“No,” Lorelei says, as though I’m slow to understand. “It’s coming, but it’s not coming YET.”
I go to the garage to get my coffee out of the car to reheat and inform Charlotte that I’m sorry. We’re going to miss the bus.
There’s no tidy way to transition from Toddler/Preschooler Lorelei to the bookish things, so let’s just dive in. Charlotte (and I) finally finished Ramona Quimby, Age 8. Maybe I was just tired, but I actually got choked up when Ramona was super sick and she felt all relieved when she realized her mommy was taking care of her, getting someone to cover for her at her job as a receptionist. And then at the end, when all the Quimbys are eating dinner and acknowledge that they may get “cross” with each other, but hey, they stick together. . . . yeah. Just so you know, it’s a little hard to read aloud when your throat gets all emotionally clogged.
I read and finished Deanna Raybourn’s A Spear of Summer Grass, set in Kenya in the 1920s. The book had a lot of problems that were valiantly glossed over with smooth writing. In short, the novel was a romance trying to be more than a romance. It didn’t work. I liked the character of Delilah, who was slutty and emotionally distanced from folks—except, of course, the native Africans for whom she could serve as their white savior. See some of the novel’s problems? The love interest is weird. He’s also emotionally closed off. So WHY does he fall in love with her, and WHY does she fall in love with him? Raybourn’s usual trick is the coolly distant, you-can’t-get-him dude who—inexplicably—falls for the heroine and will risk life and limb and fortune. Riiiiiiight. I guess that’s the typical formula for romances. Which is why I detest them. I like Raybourn’s mysteries and will continue to read them, but no more of these novels where she branches out.
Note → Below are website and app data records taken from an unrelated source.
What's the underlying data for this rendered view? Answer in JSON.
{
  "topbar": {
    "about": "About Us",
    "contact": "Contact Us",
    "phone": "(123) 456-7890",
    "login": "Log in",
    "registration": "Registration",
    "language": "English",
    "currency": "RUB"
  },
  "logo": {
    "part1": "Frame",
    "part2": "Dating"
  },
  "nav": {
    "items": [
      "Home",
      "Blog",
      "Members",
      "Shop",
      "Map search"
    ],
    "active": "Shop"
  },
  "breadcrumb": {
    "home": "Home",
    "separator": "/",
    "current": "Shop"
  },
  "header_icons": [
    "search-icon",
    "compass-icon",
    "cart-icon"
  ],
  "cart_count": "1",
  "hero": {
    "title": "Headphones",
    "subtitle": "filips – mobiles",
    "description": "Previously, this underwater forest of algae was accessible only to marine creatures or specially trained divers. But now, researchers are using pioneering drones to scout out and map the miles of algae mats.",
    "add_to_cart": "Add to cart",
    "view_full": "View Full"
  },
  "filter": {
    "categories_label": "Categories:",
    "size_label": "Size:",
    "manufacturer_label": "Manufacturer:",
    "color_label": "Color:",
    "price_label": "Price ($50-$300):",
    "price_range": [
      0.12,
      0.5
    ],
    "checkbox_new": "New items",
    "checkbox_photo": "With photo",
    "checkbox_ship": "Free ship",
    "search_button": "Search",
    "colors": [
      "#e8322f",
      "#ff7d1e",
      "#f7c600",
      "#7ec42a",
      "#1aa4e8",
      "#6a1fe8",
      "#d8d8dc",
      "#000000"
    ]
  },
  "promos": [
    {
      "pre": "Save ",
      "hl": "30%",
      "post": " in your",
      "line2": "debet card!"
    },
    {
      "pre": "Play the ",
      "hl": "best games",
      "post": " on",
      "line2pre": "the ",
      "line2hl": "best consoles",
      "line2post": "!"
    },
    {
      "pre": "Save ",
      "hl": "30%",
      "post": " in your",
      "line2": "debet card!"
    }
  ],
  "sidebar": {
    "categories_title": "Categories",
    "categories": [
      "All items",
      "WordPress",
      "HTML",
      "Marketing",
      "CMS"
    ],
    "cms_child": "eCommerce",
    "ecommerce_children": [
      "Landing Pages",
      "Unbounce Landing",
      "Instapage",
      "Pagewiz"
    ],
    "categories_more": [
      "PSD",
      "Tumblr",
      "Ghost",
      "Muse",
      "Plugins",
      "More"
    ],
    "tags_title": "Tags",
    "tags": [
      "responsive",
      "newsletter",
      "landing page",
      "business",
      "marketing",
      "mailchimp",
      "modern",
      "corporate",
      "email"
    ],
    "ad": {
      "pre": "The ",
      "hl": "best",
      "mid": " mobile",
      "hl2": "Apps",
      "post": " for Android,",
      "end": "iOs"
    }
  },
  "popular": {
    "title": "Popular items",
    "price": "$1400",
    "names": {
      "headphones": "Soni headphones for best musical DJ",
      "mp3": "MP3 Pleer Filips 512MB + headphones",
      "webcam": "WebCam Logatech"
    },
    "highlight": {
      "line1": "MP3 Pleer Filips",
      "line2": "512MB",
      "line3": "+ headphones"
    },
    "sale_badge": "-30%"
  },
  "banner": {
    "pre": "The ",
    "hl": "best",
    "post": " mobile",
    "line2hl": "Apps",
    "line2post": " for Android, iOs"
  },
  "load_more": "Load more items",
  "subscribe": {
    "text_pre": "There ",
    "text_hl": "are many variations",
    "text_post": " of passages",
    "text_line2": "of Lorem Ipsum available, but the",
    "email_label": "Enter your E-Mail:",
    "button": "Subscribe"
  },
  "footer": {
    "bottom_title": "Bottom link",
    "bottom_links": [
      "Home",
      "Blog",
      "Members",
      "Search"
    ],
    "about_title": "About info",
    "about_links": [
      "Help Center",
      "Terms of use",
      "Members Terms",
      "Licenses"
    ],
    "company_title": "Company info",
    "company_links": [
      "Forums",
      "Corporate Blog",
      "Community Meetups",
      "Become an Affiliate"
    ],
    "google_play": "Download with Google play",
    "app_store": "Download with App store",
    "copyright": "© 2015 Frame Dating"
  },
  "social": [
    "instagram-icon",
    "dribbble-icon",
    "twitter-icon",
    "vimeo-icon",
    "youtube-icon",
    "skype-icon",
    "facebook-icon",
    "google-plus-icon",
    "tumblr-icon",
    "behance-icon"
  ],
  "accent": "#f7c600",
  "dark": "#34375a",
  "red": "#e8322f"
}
I’m still plugging away at Libba Bray’s The Diviners, also set in the 1920s. I only have about 100 pages to go, but the book is soooo massive and heavy and huge that I refused to haul it with me to Seattle. (Oh, right. I’m in Seattle right now. Did I mention that? More on my gorgeous nephew later.) I really like the novel and lordy, Bray is a genius with dialogue. She’s worth STUDYING for dialogue.
Finally, another book I left behind but have been plugging away at is Heaven’s Face Thinly Veiled, which is a collection of women’s writings on “spirituality.” Fortunately, spirituality is broadly approached with oodles of angles and religions wrapped into one book. Many of the writings, poems, etc. are quite good, and others MIGHT be good but utterly lack context. The organization is tenuous, and no section introductions or ANYTHING introduce the writings. What’s worse, each excerpt’s author listing (and where it was reprinted from, if available) comes at the END of the piece. Which means that if you want any context (i.e., who the hell wrote the dang thing) at all for what you’re about to read, you have to flip ahead, see the byline, come back ,and then start reading. For hundreds of pages. Kind of dumb. So, while there are some gems, there’s better stuff out there in this vein, I’m sure. Also, I was a little miffed that there was nothing from Kathleen Norris included.